If the Earth’s temperature continues to rise causing the glaciers to melt, causing a rise in sea levels, 20% of Bangladesh will flood, creating additional climate refugees. The potential is over 30 million people forced to evacuate and relocate their lives and families as a result of climate change. In light of this potential threat, Bangladesh is asking wealthier countries to be ready to accept millions of displaced families.

“Climate change could lead to a humanitarian crisis of epic proportions. We’re already seeing migration of large numbers of people around the world because of food scarcity, water insecurity and extreme weather, and this is set to become the new normal.” – Brig Gen Stephen Cheney, member of the US Department of State’s foreign affairs policy board and CEO of the American Security Project

The United States’ impact on the Earth’s climate is profound. As an industrial country, we have a notable carbon footprint. In other words, what we do largely impacts those around the globe as it effects Earth’s climate, just as what China does impacts us and others even if they are across the globe. It is important to be aware of the growing concerns stemming from climate change, whether it is down the street or thousands of miles away. As I mentioned, we all share the Earth’s climate, so we are all effected by the changes in some form or another. Lives and families are being torn apart across the world due to changes in the climate. We as humans are responsible for destroying families’ homes, land, and countries. We must prevent the refugee crisis from growing at all costs. Climate change is not a “hoax”, it is a reality, and it is effecting us all. It is killing people directly and indirectly. It is killing our planet. This is why it is very important for us to all take part in slowing the effects of climate change. When the US began to reduce its waste, other countries followed suit.

Climate change is more than an environmental issue. It is a public health issue. It is an economic issue. It is a security issue. It is a racial issue.

Chalkboard reading: "Dare the World to Save the Planet"
“Dare the World to Save the Planet” chalkboard located in Starbucks, photo taken by Tyler Goodwin
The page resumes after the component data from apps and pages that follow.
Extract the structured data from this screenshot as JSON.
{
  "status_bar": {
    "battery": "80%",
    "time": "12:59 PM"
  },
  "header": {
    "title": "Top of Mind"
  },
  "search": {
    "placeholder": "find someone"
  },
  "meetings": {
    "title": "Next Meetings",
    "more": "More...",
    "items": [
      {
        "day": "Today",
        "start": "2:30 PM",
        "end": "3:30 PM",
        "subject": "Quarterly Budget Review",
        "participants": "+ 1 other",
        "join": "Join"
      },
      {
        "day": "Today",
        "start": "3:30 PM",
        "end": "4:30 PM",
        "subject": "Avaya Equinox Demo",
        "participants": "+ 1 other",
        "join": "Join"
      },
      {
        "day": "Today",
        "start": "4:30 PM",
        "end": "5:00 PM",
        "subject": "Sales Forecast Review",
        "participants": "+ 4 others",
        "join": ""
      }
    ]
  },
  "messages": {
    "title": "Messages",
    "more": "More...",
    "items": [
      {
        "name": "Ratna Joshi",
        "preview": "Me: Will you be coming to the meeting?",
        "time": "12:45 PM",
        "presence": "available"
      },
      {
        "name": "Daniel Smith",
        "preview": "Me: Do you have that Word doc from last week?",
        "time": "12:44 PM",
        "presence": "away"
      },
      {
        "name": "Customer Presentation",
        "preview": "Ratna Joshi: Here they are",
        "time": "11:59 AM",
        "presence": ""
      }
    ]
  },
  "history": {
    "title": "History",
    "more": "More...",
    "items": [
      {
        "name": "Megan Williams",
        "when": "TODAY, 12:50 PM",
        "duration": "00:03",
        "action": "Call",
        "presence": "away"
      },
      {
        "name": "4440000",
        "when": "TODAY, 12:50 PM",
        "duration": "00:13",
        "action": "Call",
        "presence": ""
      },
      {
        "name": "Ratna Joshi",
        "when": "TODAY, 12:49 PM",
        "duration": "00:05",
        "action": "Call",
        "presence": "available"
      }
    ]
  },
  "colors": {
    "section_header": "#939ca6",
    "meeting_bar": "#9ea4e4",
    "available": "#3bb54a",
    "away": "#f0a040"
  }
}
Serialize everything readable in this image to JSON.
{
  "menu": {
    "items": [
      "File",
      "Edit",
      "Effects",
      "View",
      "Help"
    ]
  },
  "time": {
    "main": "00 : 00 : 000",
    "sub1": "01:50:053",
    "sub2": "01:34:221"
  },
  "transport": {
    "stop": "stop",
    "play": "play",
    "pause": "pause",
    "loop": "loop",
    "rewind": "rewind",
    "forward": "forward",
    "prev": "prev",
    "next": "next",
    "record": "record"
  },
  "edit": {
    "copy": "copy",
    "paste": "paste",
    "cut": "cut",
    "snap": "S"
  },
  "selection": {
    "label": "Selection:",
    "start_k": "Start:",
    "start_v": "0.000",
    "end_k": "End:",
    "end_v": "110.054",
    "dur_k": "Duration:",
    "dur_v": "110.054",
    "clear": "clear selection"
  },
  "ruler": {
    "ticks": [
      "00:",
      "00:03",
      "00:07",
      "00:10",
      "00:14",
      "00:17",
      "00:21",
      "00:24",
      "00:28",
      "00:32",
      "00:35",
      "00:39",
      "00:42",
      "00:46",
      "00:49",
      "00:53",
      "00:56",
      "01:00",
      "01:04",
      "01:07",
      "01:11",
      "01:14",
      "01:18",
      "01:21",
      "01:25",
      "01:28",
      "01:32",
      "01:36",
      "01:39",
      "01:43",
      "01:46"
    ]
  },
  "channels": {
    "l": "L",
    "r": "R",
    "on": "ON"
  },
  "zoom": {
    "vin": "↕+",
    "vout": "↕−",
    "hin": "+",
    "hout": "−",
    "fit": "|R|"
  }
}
There are many ways to reduce our carbon footprints and slow the climate change process; I will focus on four. First, reduce fossil fuel use. this may be something more for factories, it is important to know the effect that burning fossil fuels has on the environment, and the small things we can do to help reduce it. It can be reduced on the domestic level by using less electricity, and using more energy-efficient appliances. Converting from gas-powered appliances to electric can also have a large impact. Second, plant trees. Carbon dioxide is the most important greenhouse gas. Planting trees or any kinds of plants can aide in the conversion of carbon dioxide to oxygen. By planting trees, we are combating the effects of deforestation. Third, reduce your waste by recycling. The decomposition of garbage in landfills produces harmful gases like methane, which absorbs the sun’s heat, and increases the Earth’s temperature. Reducing your consumption habits and reusing or recycling items when possible largely decreases your carbon footprint, as it reduces the need for new items to be made, and prevents items from being placed into landfills. Recycling metals, plastic, glass, and paper helps decrease the greenhouse gasses from being emitted into the air, as it takes less energy to make an item from recycled materials than it does as opposed to making materials from scratch. In Birmingham, you can order a recycling bin by phoning 205-254-6314. Additionally, in Birmingham, the recycling center is located at 4330 1st Avenue South, Birmingham, AL 35222. Lastly, conserve water. The conservation of water is essential to the reduction of climate change. Water purification requires a lot of energy to complete, which in turn increases the mission of greenhouse gasses. By saving water, less energy is used. Turn off water at home when you are not using it, and pay close attention to pipes that may leak to ensure that unnecessary amounts of water are not used.

For more tips on how to reduce your carbon footprint, please visit the U.S. Environmental Protection Agency’s website at: https://www.epa.gov/

 

Additional resources: 

Naomi Klein

Before the Flood documentary

Wangari Maathai